**What you are asked to do**
Print the records again, matching each line exactly.

◆ ◆ ◆ ◆ ◆

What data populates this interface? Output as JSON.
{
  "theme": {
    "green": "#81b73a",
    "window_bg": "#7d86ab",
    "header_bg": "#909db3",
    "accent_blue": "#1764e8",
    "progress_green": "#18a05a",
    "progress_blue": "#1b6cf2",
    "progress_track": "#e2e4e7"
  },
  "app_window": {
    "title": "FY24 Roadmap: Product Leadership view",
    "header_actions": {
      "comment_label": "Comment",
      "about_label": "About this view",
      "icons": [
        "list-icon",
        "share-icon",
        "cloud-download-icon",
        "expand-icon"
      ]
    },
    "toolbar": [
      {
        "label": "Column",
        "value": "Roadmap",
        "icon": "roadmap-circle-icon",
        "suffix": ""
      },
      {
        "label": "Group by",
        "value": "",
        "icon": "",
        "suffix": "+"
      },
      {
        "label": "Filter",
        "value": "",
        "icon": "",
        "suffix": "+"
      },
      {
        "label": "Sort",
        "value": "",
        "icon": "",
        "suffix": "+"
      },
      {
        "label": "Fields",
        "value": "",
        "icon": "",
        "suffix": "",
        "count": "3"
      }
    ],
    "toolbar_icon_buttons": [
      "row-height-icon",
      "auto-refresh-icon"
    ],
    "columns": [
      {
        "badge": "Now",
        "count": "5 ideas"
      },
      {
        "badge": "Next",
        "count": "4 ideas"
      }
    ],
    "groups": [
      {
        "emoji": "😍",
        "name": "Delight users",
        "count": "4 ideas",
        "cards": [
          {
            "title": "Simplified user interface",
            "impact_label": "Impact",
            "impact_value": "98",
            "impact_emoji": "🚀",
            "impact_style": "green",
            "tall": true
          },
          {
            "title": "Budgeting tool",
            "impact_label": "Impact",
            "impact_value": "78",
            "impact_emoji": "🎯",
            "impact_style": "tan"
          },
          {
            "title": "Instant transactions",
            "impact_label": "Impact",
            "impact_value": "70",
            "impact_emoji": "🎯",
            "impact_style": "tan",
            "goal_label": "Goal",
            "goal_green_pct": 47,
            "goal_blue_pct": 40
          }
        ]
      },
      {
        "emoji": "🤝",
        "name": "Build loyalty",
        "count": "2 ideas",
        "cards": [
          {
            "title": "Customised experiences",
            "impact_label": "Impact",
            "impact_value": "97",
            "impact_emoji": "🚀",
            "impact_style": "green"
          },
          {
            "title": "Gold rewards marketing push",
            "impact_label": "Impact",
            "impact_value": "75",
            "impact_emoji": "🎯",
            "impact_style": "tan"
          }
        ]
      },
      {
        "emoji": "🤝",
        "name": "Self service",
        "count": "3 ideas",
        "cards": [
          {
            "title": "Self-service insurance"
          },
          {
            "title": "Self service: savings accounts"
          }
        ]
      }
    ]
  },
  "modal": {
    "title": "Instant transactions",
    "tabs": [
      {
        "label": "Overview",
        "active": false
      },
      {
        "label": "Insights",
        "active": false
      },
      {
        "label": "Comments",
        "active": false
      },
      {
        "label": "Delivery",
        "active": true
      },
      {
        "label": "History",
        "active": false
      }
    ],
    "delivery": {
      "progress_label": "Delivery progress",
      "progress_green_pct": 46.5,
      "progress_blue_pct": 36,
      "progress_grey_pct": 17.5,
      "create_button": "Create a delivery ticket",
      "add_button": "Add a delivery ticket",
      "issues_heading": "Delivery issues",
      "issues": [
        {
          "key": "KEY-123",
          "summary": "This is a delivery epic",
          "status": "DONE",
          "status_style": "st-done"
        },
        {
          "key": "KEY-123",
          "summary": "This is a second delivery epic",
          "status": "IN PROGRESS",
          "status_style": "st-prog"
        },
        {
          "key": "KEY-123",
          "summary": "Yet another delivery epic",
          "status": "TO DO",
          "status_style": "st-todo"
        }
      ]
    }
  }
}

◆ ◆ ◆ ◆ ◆

**Answer to the exercise**
What data populates this interface? Output as JSON.
{
  "theme": {
    "green": "#81b73a",
    "window_bg": "#7d86ab",
    "header_bg": "#909db3",
    "accent_blue": "#1764e8",
    "progress_green": "#18a05a",
    "progress_blue": "#1b6cf2",
    "progress_track": "#e2e4e7"
  },
  "app_window": {
    "title": "FY24 Roadmap: Product Leadership view",
    "header_actions": {
      "comment_label": "Comment",
      "about_label": "About this view",
      "icons": [
        "list-icon",
        "share-icon",
        "cloud-download-icon",
        "expand-icon"
      ]
    },
    "toolbar": [
      {
        "label": "Column",
        "value": "Roadmap",
        "icon": "roadmap-circle-icon",
        "suffix": ""
      },
      {
        "label": "Group by",
        "value": "",
        "icon": "",
        "suffix": "+"
      },
      {
        "label": "Filter",
        "value": "",
        "icon": "",
        "suffix": "+"
      },
      {
        "label": "Sort",
        "value": "",
        "icon": "",
        "suffix": "+"
      },
      {
        "label": "Fields",
        "value": "",
        "icon": "",
        "suffix": "",
        "count": "3"
      }
    ],
    "toolbar_icon_buttons": [
      "row-height-icon",
      "auto-refresh-icon"
    ],
    "columns": [
      {
        "badge": "Now",
        "count": "5 ideas"
      },
      {
        "badge": "Next",
        "count": "4 ideas"
      }
    ],
    "groups": [
      {
        "emoji": "😍",
        "name": "Delight users",
        "count": "4 ideas",
        "cards": [
          {
            "title": "Simplified user interface",
            "impact_label": "Impact",
            "impact_value": "98",
            "impact_emoji": "🚀",
            "impact_style": "green",
            "tall": true
          },
          {
            "title": "Budgeting tool",
            "impact_label": "Impact",
            "impact_value": "78",
            "impact_emoji": "🎯",
            "impact_style": "tan"
          },
          {
            "title": "Instant transactions",
            "impact_label": "Impact",
            "impact_value": "70",
            "impact_emoji": "🎯",
            "impact_style": "tan",
            "goal_label": "Goal",
            "goal_green_pct": 47,
            "goal_blue_pct": 40
          }
        ]
      },
      {
        "emoji": "🤝",
        "name": "Build loyalty",
        "count": "2 ideas",
        "cards": [
          {
            "title": "Customised experiences",
            "impact_label": "Impact",
            "impact_value": "97",
            "impact_emoji": "🚀",
            "impact_style": "green"
          },
          {
            "title": "Gold rewards marketing push",
            "impact_label": "Impact",
            "impact_value": "75",
            "impact_emoji": "🎯",
            "impact_style": "tan"
          }
        ]
      },
      {
        "emoji": "🤝",
        "name": "Self service",
        "count": "3 ideas",
        "cards": [
          {
            "title": "Self-service insurance"
          },
          {
            "title": "Self service: savings accounts"
          }
        ]
      }
    ]
  },
  "modal": {
    "title": "Instant transactions",
    "tabs": [
      {
        "label": "Overview",
        "active": false
      },
      {
        "label": "Insights",
        "active": false
      },
      {
        "label": "Comments",
        "active": false
      },
      {
        "label": "Delivery",
        "active": true
      },
      {
        "label": "History",
        "active": false
      }
    ],
    "delivery": {
      "progress_label": "Delivery progress",
      "progress_green_pct": 46.5,
      "progress_blue_pct": 36,
      "progress_grey_pct": 17.5,
      "create_button": "Create a delivery ticket",
      "add_button": "Add a delivery ticket",
      "issues_heading": "Delivery issues",
      "issues": [
        {
          "key": "KEY-123",
          "summary": "This is a delivery epic",
          "status": "DONE",
          "status_style": "st-done"
        },
        {
          "key": "KEY-123",
          "summary": "This is a second delivery epic",
          "status": "IN PROGRESS",
          "status_style": "st-prog"
        },
        {
          "key": "KEY-123",
          "summary": "Yet another delivery epic",
          "status": "TO DO",
          "status_style": "st-todo"
        }
      ]
    }
  }
}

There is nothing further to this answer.